Hunt’s last fight was another impressive win, as he did what he does best — scoring a “walk-off knockout” over top-ranked contender Roy “Big Country” Nelson in September.
And that brings us to today.
The man who brought a less than .500 record into the Octagon and was offered to sit at home and get paid by the company President because of the belief that he’ll never amount to much in the highly competitive UFC ranks, now finds himself in a position to become champion.
Well, interim champion. Either way, an impressive climb for the Samoan bulldozer.
When the news broke that UFC Heavyweight Champion Cain Velasquez was out of his scheduled title defense against Fabricio Werdum at the promotion’s debut event in Mexico, the company needed to find a replacement to save the card.
Enter Mark Hunt.
Hunt will step into the cage this Saturday at UFC 180 in Arena Mexico against the number one contender in the UFC Heavyweight division, Fabricio Werdum, for a chance to become the interim UFC Heavyweight Champion, which would set him up for a title unification bout with Cain Velasquez when the champ makes his return.
If Hunt wins this weekend, he has the chance to become a real-life Rocky Balboa. A guy who was counted out by many, if not everyone, only to turn around and prove he’s got what it takes to compete — and defeat — the best in the world.
Not a bad story.
UFC 180: Werdum vs. Hunt takes place this Saturday, November 15th from Arena Mexico in Mexico City, Mexico, airing live on pay-per-view. If you can’t watch the event for whatever reason, make sure to check out MMANews.com, as we will be providing live, round-by-round results coverage of the entire event!
Do you guys feel Hunt has a chance at beating Werdum this weekend?

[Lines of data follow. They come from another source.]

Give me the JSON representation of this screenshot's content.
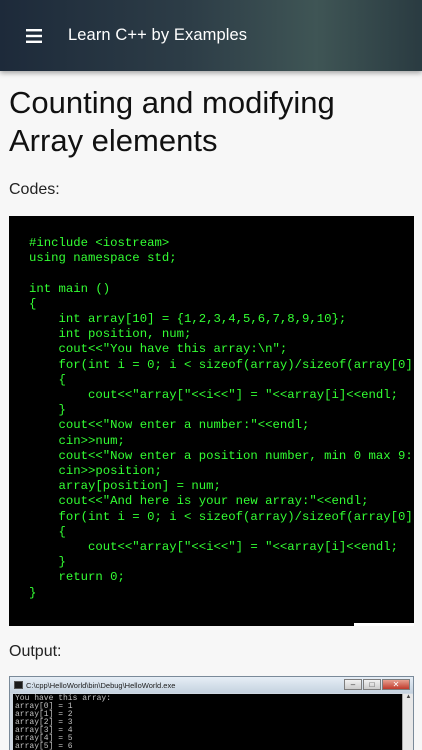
{
  "appbar": {
    "title": "Learn C++ by Examples",
    "menu_icon": "hamburger-menu-icon"
  },
  "page": {
    "title": "Counting and modifying Array elements",
    "codes_label": "Codes:",
    "output_label": "Output:"
  },
  "code": {
    "lines": [
      "#include <iostream>",
      "using namespace std;",
      "",
      "int main ()",
      "{",
      "    int array[10] = {1,2,3,4,5,6,7,8,9,10};",
      "    int position, num;",
      "    cout<<\"You have this array:\\n\";",
      "    for(int i = 0; i < sizeof(array)/sizeof(array[0]); i++)",
      "    {",
      "        cout<<\"array[\"<<i<<\"] = \"<<array[i]<<endl;",
      "    }",
      "    cout<<\"Now enter a number:\"<<endl;",
      "    cin>>num;",
      "    cout<<\"Now enter a position number, min 0 max 9:\"<<endl;",
      "    cin>>position;",
      "    array[position] = num;",
      "    cout<<\"And here is your new array:\"<<endl;",
      "    for(int i = 0; i < sizeof(array)/sizeof(array[0]); i++)",
      "    {",
      "        cout<<\"array[\"<<i<<\"] = \"<<array[i]<<endl;",
      "    }",
      "    return 0;",
      "}"
    ]
  },
  "output": {
    "window_title": "C:\\cpp\\HelloWorld\\bin\\Debug\\HelloWorld.exe",
    "console_lines": [
      "You have this array:",
      "array[0] = 1",
      "array[1] = 2",
      "array[2] = 3",
      "array[3] = 4",
      "array[4] = 5",
      "array[5] = 6",
      "array[6] = 7"
    ]
  },
  "colors": {
    "code_text": "#33ff33",
    "code_bg": "#000000",
    "page_bg": "#f7f7f7"
  }
}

Let us know by posting your feedback in the “Comments” section below. You can also hit me up directly on Facebook at Facebook.com/MattBooneWZR, and/or on Twitter @MBoone420.